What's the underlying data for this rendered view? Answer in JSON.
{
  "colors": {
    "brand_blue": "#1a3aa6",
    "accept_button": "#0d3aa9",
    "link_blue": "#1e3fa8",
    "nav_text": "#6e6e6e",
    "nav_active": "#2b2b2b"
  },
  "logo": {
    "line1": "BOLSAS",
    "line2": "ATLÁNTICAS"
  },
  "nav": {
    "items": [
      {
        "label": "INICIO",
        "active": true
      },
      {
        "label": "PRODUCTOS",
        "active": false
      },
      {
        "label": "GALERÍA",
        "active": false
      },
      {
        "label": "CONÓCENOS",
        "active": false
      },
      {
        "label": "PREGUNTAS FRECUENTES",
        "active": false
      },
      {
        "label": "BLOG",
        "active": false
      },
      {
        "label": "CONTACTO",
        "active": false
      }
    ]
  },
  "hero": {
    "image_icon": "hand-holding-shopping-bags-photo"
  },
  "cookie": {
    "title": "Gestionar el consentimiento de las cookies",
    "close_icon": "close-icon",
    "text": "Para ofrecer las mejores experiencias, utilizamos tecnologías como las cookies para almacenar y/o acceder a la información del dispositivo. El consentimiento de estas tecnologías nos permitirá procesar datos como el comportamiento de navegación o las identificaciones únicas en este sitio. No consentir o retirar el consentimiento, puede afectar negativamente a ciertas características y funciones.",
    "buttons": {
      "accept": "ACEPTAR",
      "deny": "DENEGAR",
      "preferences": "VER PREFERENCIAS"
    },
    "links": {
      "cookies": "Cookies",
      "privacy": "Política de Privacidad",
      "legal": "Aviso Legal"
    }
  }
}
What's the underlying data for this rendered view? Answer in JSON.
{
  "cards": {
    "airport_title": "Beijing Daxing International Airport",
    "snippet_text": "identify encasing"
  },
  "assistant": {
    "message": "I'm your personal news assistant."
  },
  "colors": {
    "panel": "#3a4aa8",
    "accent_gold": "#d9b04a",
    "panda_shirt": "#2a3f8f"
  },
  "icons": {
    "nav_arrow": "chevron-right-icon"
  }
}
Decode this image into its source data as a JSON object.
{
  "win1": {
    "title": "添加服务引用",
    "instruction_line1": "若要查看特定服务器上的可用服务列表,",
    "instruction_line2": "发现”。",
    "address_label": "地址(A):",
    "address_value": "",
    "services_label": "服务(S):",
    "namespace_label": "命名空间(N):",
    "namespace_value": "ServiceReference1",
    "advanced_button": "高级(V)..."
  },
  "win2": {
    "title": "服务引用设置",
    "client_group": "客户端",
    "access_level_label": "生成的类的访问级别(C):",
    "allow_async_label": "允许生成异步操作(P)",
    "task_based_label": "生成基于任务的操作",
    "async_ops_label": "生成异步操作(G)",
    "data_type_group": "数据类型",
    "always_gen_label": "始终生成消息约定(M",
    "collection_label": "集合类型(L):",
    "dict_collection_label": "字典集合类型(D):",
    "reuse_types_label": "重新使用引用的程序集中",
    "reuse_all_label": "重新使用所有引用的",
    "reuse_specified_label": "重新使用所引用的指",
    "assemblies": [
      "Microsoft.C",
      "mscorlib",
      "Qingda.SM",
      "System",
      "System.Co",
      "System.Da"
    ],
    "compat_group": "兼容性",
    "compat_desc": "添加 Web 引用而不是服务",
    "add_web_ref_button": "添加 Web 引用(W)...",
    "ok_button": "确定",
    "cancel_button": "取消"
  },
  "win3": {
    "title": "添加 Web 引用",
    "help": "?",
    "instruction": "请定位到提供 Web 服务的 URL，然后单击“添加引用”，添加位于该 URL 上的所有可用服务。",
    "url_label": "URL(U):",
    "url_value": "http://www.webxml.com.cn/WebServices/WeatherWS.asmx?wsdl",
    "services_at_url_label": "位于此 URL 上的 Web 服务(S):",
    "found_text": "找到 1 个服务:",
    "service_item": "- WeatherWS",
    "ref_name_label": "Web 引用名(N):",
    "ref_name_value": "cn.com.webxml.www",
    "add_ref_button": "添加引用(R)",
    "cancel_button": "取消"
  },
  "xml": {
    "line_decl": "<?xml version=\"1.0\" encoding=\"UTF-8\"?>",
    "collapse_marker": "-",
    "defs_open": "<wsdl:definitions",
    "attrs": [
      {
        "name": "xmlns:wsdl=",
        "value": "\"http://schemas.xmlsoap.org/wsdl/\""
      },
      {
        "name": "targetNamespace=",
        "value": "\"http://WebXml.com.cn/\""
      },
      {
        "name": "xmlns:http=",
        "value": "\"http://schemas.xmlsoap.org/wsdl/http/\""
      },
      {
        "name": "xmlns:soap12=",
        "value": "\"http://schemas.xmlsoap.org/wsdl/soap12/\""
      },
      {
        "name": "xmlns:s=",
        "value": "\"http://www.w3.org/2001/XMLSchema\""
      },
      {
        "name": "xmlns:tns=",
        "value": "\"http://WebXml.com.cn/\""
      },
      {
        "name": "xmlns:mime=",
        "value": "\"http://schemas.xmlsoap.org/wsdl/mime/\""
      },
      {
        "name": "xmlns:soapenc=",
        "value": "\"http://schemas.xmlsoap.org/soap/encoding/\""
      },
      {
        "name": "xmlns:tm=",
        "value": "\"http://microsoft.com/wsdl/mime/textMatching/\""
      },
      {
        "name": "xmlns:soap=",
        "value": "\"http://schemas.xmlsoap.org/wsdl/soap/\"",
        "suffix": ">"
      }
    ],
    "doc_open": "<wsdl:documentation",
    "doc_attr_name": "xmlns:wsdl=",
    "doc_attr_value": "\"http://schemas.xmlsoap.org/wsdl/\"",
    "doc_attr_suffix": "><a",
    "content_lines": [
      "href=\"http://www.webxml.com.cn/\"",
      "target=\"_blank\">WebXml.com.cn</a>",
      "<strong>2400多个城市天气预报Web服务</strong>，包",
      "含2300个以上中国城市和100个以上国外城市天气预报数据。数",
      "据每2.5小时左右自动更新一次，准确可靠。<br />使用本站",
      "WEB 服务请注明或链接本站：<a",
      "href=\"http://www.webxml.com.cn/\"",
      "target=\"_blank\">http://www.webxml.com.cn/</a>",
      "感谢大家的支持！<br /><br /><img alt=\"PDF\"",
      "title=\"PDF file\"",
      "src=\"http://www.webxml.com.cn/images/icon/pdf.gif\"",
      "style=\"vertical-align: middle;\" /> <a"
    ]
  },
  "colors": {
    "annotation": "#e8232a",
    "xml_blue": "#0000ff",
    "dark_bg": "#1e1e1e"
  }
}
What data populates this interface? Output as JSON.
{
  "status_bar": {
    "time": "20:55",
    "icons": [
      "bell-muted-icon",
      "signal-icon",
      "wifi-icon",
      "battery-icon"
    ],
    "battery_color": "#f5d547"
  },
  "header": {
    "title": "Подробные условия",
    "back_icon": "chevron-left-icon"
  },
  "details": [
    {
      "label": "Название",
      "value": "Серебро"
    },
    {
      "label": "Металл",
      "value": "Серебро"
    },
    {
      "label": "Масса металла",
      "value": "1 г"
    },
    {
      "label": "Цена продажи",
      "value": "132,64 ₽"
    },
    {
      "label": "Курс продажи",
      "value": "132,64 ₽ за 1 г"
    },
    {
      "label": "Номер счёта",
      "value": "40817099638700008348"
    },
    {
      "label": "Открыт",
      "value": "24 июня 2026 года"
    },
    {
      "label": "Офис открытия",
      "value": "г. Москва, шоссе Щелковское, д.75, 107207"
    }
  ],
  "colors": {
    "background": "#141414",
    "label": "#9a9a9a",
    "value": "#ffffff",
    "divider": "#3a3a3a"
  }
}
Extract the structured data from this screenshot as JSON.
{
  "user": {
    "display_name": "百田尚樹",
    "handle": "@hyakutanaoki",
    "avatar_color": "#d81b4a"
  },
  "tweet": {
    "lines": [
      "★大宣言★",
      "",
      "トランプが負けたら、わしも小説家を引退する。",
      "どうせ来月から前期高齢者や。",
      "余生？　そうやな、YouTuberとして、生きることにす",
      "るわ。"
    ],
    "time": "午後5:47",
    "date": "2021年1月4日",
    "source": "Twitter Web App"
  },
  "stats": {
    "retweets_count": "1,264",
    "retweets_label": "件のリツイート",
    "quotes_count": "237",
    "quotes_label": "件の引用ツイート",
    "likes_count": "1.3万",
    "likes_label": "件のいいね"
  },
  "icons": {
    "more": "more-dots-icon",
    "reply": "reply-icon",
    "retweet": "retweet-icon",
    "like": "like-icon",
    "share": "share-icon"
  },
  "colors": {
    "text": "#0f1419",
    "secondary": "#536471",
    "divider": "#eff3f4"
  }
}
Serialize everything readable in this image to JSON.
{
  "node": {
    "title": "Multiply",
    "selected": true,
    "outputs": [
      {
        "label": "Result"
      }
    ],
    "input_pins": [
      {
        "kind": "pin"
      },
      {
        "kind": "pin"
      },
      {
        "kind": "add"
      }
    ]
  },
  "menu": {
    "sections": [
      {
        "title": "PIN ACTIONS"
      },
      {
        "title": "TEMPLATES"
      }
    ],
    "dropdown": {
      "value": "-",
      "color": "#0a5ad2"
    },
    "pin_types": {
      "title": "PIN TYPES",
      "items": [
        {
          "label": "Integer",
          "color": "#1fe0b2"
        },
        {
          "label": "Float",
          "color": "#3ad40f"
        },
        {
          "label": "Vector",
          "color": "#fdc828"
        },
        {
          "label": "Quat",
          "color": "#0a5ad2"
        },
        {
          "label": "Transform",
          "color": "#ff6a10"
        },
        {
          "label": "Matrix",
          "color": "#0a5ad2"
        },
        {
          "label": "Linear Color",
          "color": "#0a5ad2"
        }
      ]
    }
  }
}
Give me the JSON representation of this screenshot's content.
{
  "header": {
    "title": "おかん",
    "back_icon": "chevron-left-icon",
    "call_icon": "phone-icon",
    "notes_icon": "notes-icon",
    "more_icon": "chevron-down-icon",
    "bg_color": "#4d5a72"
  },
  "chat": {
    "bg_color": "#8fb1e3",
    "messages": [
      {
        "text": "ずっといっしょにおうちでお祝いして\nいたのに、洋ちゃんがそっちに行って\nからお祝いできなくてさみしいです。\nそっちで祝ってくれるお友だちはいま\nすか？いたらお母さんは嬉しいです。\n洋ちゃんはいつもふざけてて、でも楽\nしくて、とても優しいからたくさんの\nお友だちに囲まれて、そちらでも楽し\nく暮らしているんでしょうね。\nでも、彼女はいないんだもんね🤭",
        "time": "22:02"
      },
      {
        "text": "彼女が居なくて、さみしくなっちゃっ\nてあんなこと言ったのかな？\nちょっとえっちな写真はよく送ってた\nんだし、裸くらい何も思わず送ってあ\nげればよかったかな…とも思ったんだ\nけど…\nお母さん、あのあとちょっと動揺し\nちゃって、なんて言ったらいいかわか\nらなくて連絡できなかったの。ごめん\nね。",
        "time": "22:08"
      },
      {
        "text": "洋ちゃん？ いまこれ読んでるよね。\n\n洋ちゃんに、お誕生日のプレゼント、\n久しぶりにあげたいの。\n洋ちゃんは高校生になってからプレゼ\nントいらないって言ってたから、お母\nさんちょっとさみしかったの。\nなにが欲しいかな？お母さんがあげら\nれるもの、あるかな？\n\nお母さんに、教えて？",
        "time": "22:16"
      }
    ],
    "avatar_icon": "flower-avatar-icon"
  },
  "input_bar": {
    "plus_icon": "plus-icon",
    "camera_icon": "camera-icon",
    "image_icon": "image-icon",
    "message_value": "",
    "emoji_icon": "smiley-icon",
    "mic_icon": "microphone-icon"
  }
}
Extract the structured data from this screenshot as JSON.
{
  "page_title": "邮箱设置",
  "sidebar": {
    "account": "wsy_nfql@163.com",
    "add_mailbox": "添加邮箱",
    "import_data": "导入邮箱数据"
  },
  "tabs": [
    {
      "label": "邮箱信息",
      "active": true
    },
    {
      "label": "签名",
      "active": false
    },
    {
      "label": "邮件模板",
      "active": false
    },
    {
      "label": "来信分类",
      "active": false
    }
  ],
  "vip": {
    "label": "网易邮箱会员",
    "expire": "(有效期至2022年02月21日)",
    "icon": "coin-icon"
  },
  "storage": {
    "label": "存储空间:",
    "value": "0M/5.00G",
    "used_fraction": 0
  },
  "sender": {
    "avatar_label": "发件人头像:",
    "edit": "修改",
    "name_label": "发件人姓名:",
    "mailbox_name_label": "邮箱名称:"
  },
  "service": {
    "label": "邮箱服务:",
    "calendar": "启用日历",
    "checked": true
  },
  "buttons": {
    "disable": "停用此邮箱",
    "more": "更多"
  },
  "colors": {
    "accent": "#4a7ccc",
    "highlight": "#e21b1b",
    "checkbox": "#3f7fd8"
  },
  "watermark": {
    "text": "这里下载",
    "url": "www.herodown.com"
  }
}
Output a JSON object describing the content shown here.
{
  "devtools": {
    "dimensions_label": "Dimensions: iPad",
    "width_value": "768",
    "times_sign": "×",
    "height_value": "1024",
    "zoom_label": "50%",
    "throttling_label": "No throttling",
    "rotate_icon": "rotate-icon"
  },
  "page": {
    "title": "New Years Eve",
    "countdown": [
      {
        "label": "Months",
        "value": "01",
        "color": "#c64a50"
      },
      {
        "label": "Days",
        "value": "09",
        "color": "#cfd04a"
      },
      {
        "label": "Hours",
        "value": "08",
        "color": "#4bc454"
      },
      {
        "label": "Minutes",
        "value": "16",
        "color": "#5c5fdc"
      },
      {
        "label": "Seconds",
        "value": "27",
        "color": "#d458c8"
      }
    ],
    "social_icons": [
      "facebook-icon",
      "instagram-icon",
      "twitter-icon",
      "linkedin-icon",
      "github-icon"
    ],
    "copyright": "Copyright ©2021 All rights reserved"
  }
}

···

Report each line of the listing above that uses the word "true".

■ Answer section
        "active": true
    "selected": true,
      "active": true
    "checked": true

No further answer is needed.